March 2008 – by Cormac Campbell
US based Irish middleweights Andy Lee and John Duddy may well be gobbling up the majority of column inches but Cormac Campbell discovers another Irish prospect is making a name for himself Stateside.
2001 World bronze medallist James Moore, of Arklow, Co Wicklow has built up a solid 14-0 (10 KO) ledger since turning pro as a light middleweight in August 2005, but thus far the big fights have eluded him. Under a new promotional banner – Celtic Gloves Promotions – Moore exclusively told irish-boxing.com that he expects to hit the big time in the next 12 months.
“Watch out for big things in 08, Team Moore will be stepping out of the shadows and becoming a real contender,” he said. Already marked out as a ‘Future Champion’ by Ring 8 of the Veteran Boxers Association, Moore faces a tricky test against the well-schooled Juan Carlos Candelo (27-9-4) at Madison Square Garden on March 15.
In 34-year-old Candelo, Moore faces a dangerous opponent who has tangled with Winky Wright, Verno Philips, Teddy Reid, Marco Antonio Rubio and Kassim Ouma, Wilfredo Vasquez and Angel Hernandez. Granted the bulk of these clashes ended in defeat but despite this, Candelo’s durability is not to be sneezed at with Ouma the only opponent able to end the argument early.
Moore acknowledges the step up in class, but is clearly relishing the challenge.
“This will be my hardest fight by far. I really want to fight someone in the Top 20. I am confident and know I can beat at least 10 of them – Kassim Ouma, Saul Roman and Verno Phillips to name a few.”
This confidence is based on a solid amateur pedigree and the respect Moore has earned in the gyms of New York. “In 1997 I won the Irish intermediate title but had to wait four more years to take the Seniors. I then won the title three years straight. In that time I was the captain of the National team and won four 4 nations titles, Gold medals in Germany, Austria and Spain. I boxed 44 times for Ireland. I didn’t go pro after winning bronze at the World Championships in 2001 because pro boxing in Ireland was dead at the time. I had a hand injury that took the guts of a year to heal up also.

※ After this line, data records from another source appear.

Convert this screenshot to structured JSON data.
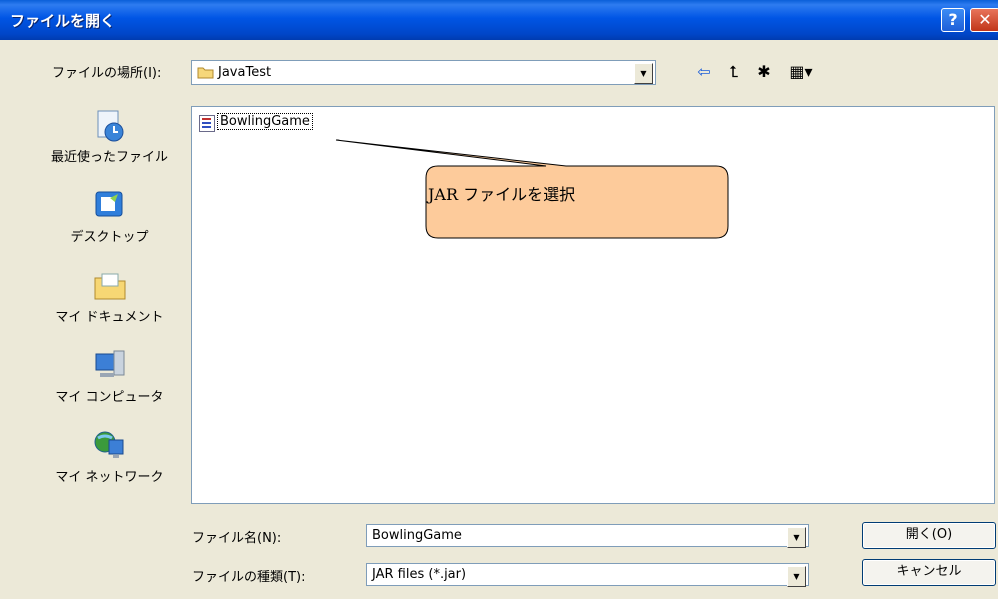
{
  "window": {
    "title": "ファイルを開く",
    "help_label": "?",
    "close_label": "✕"
  },
  "location": {
    "label": "ファイルの場所(I):",
    "value": "JavaTest"
  },
  "toolbar": {
    "back_icon": "back-arrow-icon",
    "up_icon": "up-folder-icon",
    "new_folder_icon": "new-folder-icon",
    "view_icon": "view-menu-icon",
    "back_glyph": "⇦",
    "up_glyph": "⮤",
    "new_glyph": "✱",
    "view_glyph": "▦▾"
  },
  "places": [
    {
      "label": "最近使ったファイル",
      "icon": "recent-files-icon"
    },
    {
      "label": "デスクトップ",
      "icon": "desktop-icon"
    },
    {
      "label": "マイ ドキュメント",
      "icon": "my-documents-icon"
    },
    {
      "label": "マイ コンピュータ",
      "icon": "my-computer-icon"
    },
    {
      "label": "マイ ネットワーク",
      "icon": "my-network-icon"
    }
  ],
  "files": [
    {
      "name": "BowlingGame",
      "icon": "jar-file-icon"
    }
  ],
  "callout": {
    "text": "JAR ファイルを選択"
  },
  "filename": {
    "label": "ファイル名(N):",
    "value": "BowlingGame"
  },
  "filetype": {
    "label": "ファイルの種類(T):",
    "value": "JAR files (*.jar)"
  },
  "buttons": {
    "open": "開く(O)",
    "cancel": "キャンセル"
  },
  "colors": {
    "titlebar": "#0055E5",
    "dialog_bg": "#ECE9D8",
    "callout_fill": "#FDCB9B",
    "field_border": "#7F9DB9"
  }
}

“But I saw what Wayne McCullough and Steve Collins had achieved by coming to the US, and I also felt that the sparring wasn’t in Ireland for me.”
On arrival in the States, things didn’t exactly go swimmingly for Moore, who struggled to find opponents prepared to take on high risk, low reward assignments. Eventually this led to the formation of a new promotional outfit to help the keen fisherman achieve his potential.
“I was having problems getting fights, so Celtic Gloves was formed by the Sullivan family and their construction company ‘Navillus’ – Sullivan spelt backwards. Since then I have won prospect of the year in ‘Fist’ magazine in Australia and just got prospect of the year by ‘Ring 8’ this year. It’s nice to be getting some recognition for my hard work. I haven’t had any wars yet as most guys just try survive after they’ve taken a few shots.
“I’ve been going to camp for my last few fight as I’ve moved into the 10 rounders. So in camp we run at daybreak, the runs are 4 and 6 miles depending on whether I’m sparring that day. The hills are gruelling and very unforgiving.”
Given the fact that Moore is putting in such hard work, it would be easy for him to become bitter at the level of popularity currently enjoyed by compatriots Andy Lee and John Duddy – but believing his time will come, ‘Jim’ as he is known to friends, has nothing but respect for his fellow pros.
” I think it’s only a matter of time. Every time I go home everybody wants to see me fight and I think with my style people will want to see me fight again.
“I hope Emmanuel Stuart doesn’t rush Andy too fast like he did with (Kermit) Cintron. I think Andy will be a World Champion – but not in ’08. I think John Duddy is Ireland’s best chance of a world title in 08.”
Moore also had kind words to say about a number of other Irish professionals, some looking to make their way back into title contention and others in a similar position to himself.
“I think Bernard Dunne should fight Kiko Martinez again as it was just one of those things. Ben has more talent and will not be complacent this time. “Paul McCloskey has just looked streets ahead of these guys he’s fighting even with their good records. He looks impressive.
“Oisin Fagan is also another one to watch this year once he gets a fair deal as he’s had some bad decisions in past fights.” 34-year-old Fagan will have an opportunity to impress, as he too will be in action on the MSG card.
To purchase tickets for James Moore’s clash with Freddy Curiel call Celtic Gloves Promotions at 917-559-8467, Gleason’s Gym at 718-797-2872 or through Ticketmaster.